The lot size is .44 acres and is located near the Minnesota River. Even with all of these photos, it’s hard to convey the sorry state the yard was left in by the previous owners of this house. Not only did they let the buckthorn, white mulberry, wild grape, and numerous weeds take over the yard, but they also used a raised garden bed as their own private landfill. I’m still finding trash out there. Someone forgot to tell these people that old soda cans, small electronic devices, plastic trash bags, and numerous other items do not qualify as compost. Over the last year and a half I have become quite handy with the chainsaw, axe, shovel, tiller, and wheelbarrow. One of the most useful tools in my arsenal is the Weed Wrench for pulling buckthorn. I have the medium size, which can pull plants with trunks up to 2″ in diameter. Wearing this shirt is also very helpful.
I’ve had to call in lawn care services to remove large bulky items such as the rotting railroad ties used for the garden bed (a.k.a. landfill) border, and a huge dead tree that fell over in the storm. I wanted to keep the dead tree, or plant a snag it its place, but couldn’t find any practical way to do it. I’ve also applied Roundup more times than I can count – as much as I don’t like chemicals, drastic situations like this require it.
The project began in 2007 with a landscape consultation and design by EnergyScapes, which specializes in native landscapes. The design was amazing, but we couldn’t justify spending so much on the yard (although I don’t think the estimate was at all out of line with the amount of work that needed to be done.)
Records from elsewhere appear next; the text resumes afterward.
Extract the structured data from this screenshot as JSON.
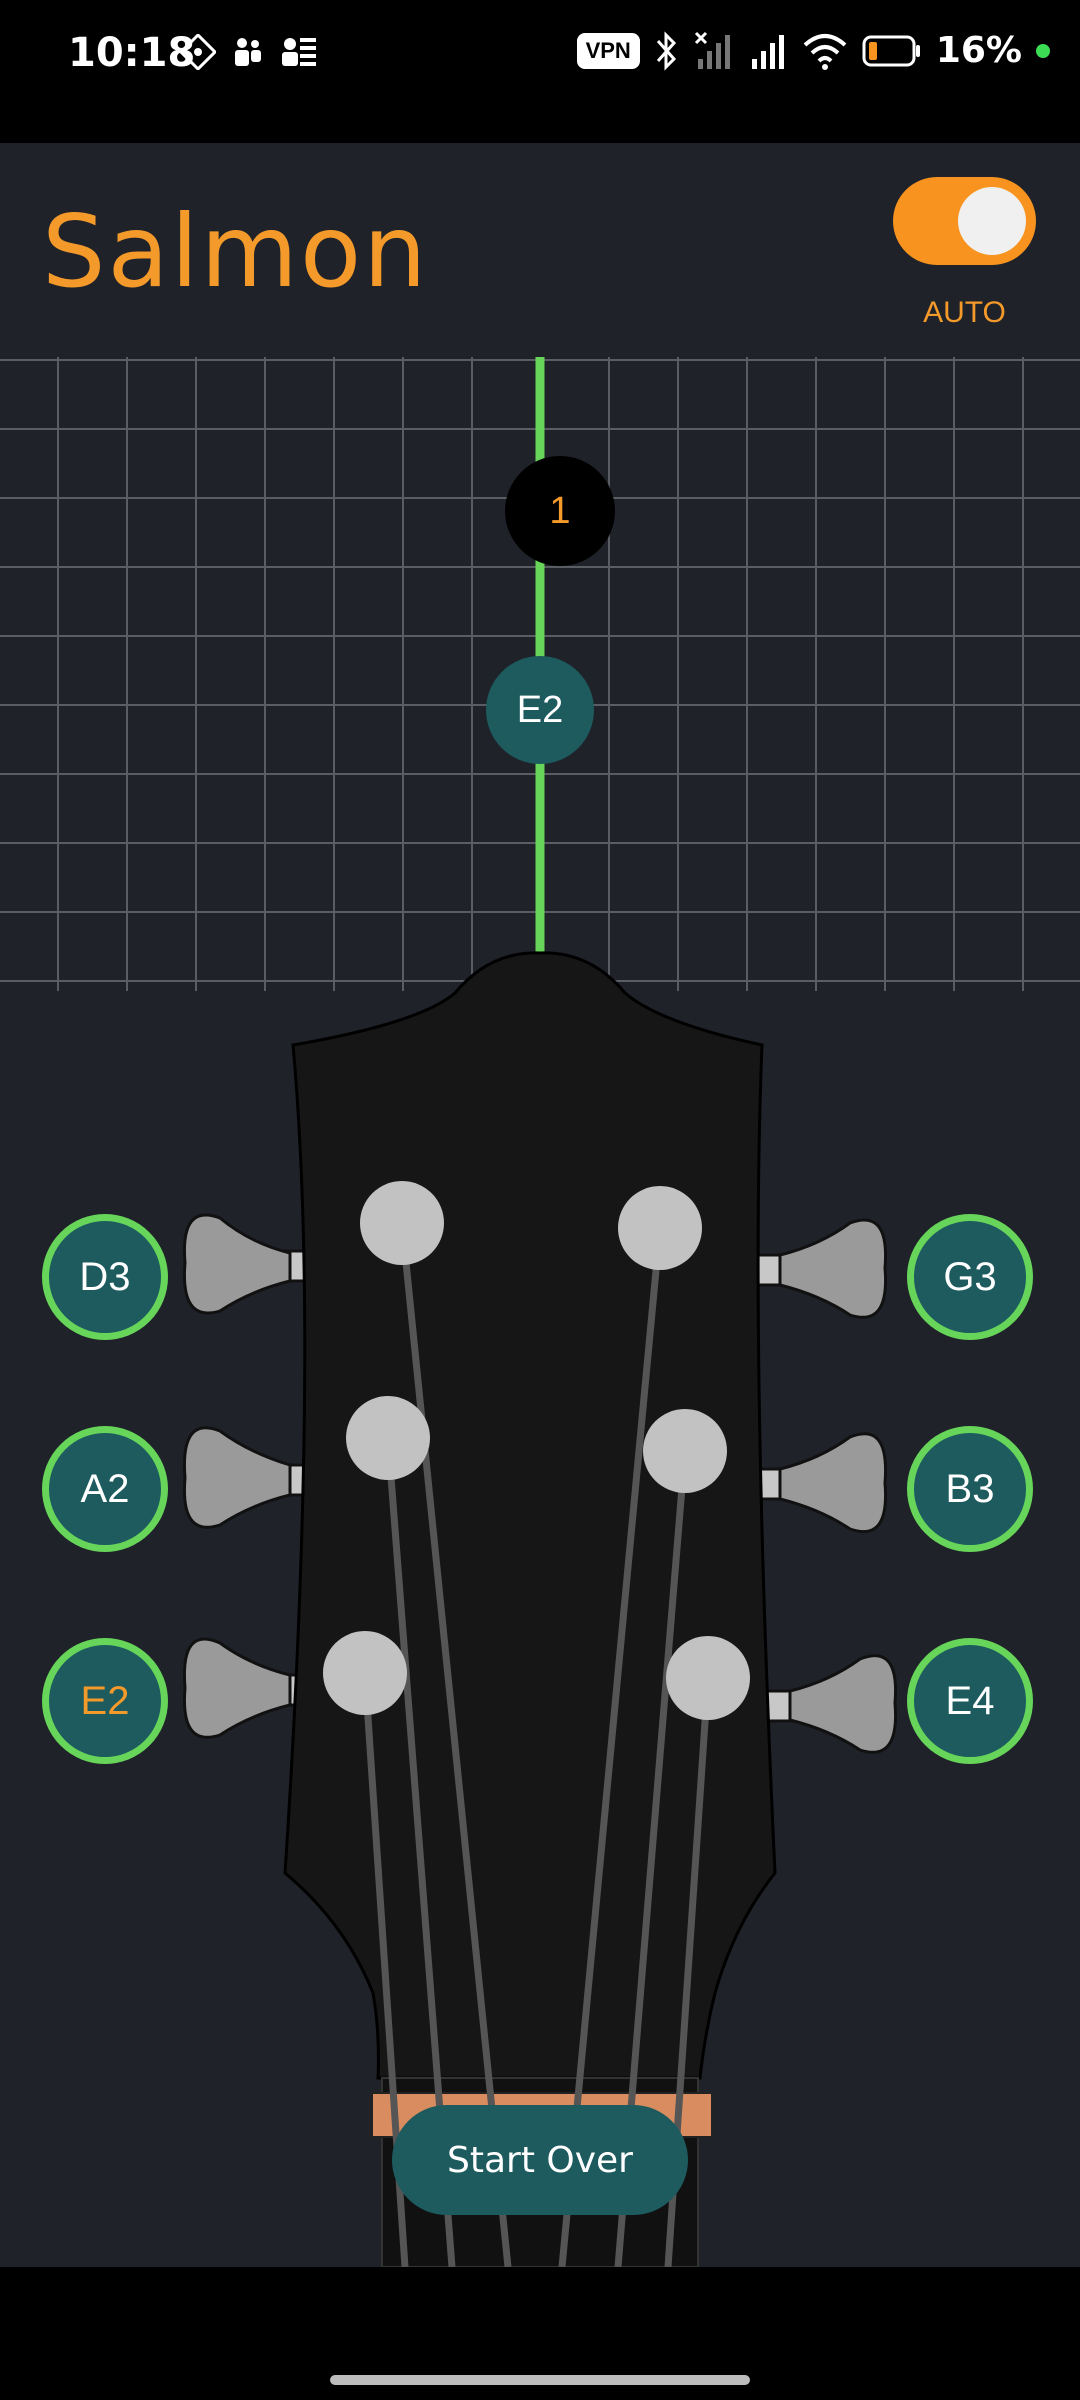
{
  "status_bar": {
    "time": "10:18",
    "vpn_label": "VPN",
    "battery_percent": "16%",
    "icons": [
      "app-icon-1",
      "teams-icon",
      "contacts-icon",
      "bluetooth-icon",
      "signal-off-icon",
      "signal-icon",
      "wifi-icon",
      "battery-icon"
    ]
  },
  "app": {
    "title": "Salmon",
    "toggle_on": true,
    "toggle_label": "AUTO",
    "counter": "1",
    "pointer_note": "E2",
    "strings_left": [
      "D3",
      "A2",
      "E2"
    ],
    "strings_right": [
      "G3",
      "B3",
      "E4"
    ],
    "active_string": "E2",
    "start_over_label": "Start Over",
    "colors": {
      "accent": "#f49a2a",
      "teal": "#1d5b5f",
      "green": "#67d45a",
      "background": "#1f2229"
    }
  }
}
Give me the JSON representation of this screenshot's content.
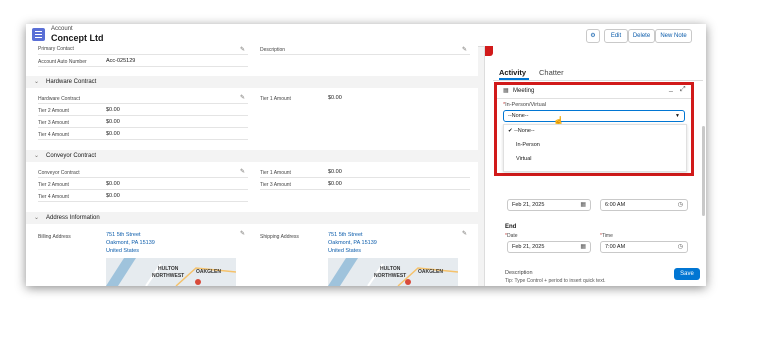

In late summer 2007, with the help of a neighbor who donated some of her garden plants, I started planting. In early spring 2008 I began planting with some plants ordered online from Prairie Nursery. I also explored some local native nurseries such as Prairie Restorations and Outback Nursery.
In summer 2008 I got serious about clearing out the backyard mess, and starting tackling the buckthorn and white mulberry. I bought a tiller and killed off a significant amount of the lawn (which was in very poor shape to start with), and planted many plants along the south side of the house, generally following the EnergyScapes design. In the fall I tilled toward the back of the lot, on the east side, which was chock full of weeds. I spent several months, going into spring/summer 2009, killing off very persistent weeds in that area, and continuing to remove buckthorn and other larger shrubs. In fall 2009, I finally dismantled the out of control wild grapevine, got rid of more buckthorn, and additional bulky items (like an ugly cement block wall, whose purpose was unknown) as well as more trash.
Finally, with the weeds under control, I planted some northern white cedar where the grapevine had been, and some native winterberry and nannyberry shrubs where the ugly cement block wall had been. Lastly, I seeded the area (some 1500 square feet) with a low growing prairie mix in the sunny area, and a woodland edge/savanna mix for the more shaded area, both purchased from Prairie Nursery. To keep the birds out of the seed, I covered it all with 5 yards of shredded leaf compost purchased from Herman’s Landscape Supply.
A nice bonus was that being out in that area of the yard so much, I had spoken with a neighbor about buckthorn, and he removed a considerable amount that had been growing right on the edge of his property. Follow along with the photos below to see the progression of the yard. I didn’t take any official “before” photos, but I hopefully have enough photos around the yard during the first couple of years to give a sense of what shape it was in, and how it’s changed.